Taking on such a gigantic and imaginative restoration project like we have, is regularly quite daunting. We talk of it being 40 years before we will see this place in the way we have envisaged it. For the trees we will plant in the next couple of years will require, like us, this length of time span to grow into their full maturity. What has been sustaining me through the times of doubt over our capability and capacity to do this thing, is the notion that the beautiful future we can see in our minds’ eye, is no less real than the past or the present. It exists in concept because we have seen it, because we have actually imagined it. How and why we have seen it is another matter, but I have to tell you how wonderfully freeing it feels to realize that God might just be standing in that future calling us into it every day. With this future perspective, hope and desire and faith do flood in like tides and replace my fear and self-doubt with overwhelming gratitude at being given the chance to participate in this story of life on earth. It’s a chance to contribute to the continual creation process, a chance to paint my own unique impression, an artistic and cultural signature as it were, on this glorious cosmic and inextricably human canvas, until the day my body finally returns to being ashes and soil and my soul and life are judged by the One who started the whole thing off all those years ago.

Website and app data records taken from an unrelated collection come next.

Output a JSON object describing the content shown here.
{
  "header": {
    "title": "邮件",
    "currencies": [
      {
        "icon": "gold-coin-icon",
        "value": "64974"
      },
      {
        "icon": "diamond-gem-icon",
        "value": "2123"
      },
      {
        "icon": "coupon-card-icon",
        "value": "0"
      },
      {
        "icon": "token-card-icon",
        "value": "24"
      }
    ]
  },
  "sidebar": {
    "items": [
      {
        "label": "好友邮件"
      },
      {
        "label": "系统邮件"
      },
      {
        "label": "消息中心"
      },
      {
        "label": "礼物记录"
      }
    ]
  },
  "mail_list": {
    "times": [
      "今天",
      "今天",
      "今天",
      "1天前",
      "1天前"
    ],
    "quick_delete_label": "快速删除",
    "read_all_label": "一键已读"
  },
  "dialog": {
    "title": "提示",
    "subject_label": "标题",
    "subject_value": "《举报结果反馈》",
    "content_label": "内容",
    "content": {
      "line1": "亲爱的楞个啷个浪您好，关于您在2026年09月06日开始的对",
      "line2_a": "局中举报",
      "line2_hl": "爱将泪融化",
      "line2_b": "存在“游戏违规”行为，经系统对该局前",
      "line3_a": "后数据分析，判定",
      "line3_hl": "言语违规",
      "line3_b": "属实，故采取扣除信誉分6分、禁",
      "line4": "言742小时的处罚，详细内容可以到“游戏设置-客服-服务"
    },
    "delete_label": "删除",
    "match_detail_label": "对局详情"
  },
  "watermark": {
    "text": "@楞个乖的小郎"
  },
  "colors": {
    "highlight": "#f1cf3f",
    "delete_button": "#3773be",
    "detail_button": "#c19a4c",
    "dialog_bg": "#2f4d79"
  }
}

Along with this assured reaffirmed sense of my place in the bigger scheme of things, has grown an indisputable nagging in the depths of my spirit and mind, that it would be good to cultivate, sometime soon, a practice of prayer. The nagging emanates from the recognition that if my future is being called into closer and closer proximity to a mysterious and loving God, who is as present in this present moment as he is in the stories of our collective pasts and in all the potential futures imaginable, why put off engaging whole heartedly with the Master Creator any longer than right now? Cultivate something Memphis, anything. Open the doors more regularly than you’ve done before. You have a plethora of inspiration of how to do it, formed through the ages by your fellow truth searchers. Pick one. Pick them all. But get yourself into a space where you can listen to what the Alpha and the Omega wants to share with you.
All very exciting, which is what I am really trying to explain in this blog today. I am learning to listen to what might be driving me internally. It is a quiet, softer drum beat than the usual external motivators but nonetheless the music is audible. And it’s time for me to explore that rhythm and learn to play along too with a bit more awareness and sensitivity, energy and passion, thankfulness and joy than I’ve done to date.
Each dawn of each new day is bringing this same exhilarating, albeit gentle and unobtrusive invitation to join in. What you gonna hear today Memphis? What you gonna create today? You’ll never have the chance to live this exact day again. So make the very most of it.
Yes Master. I hear you.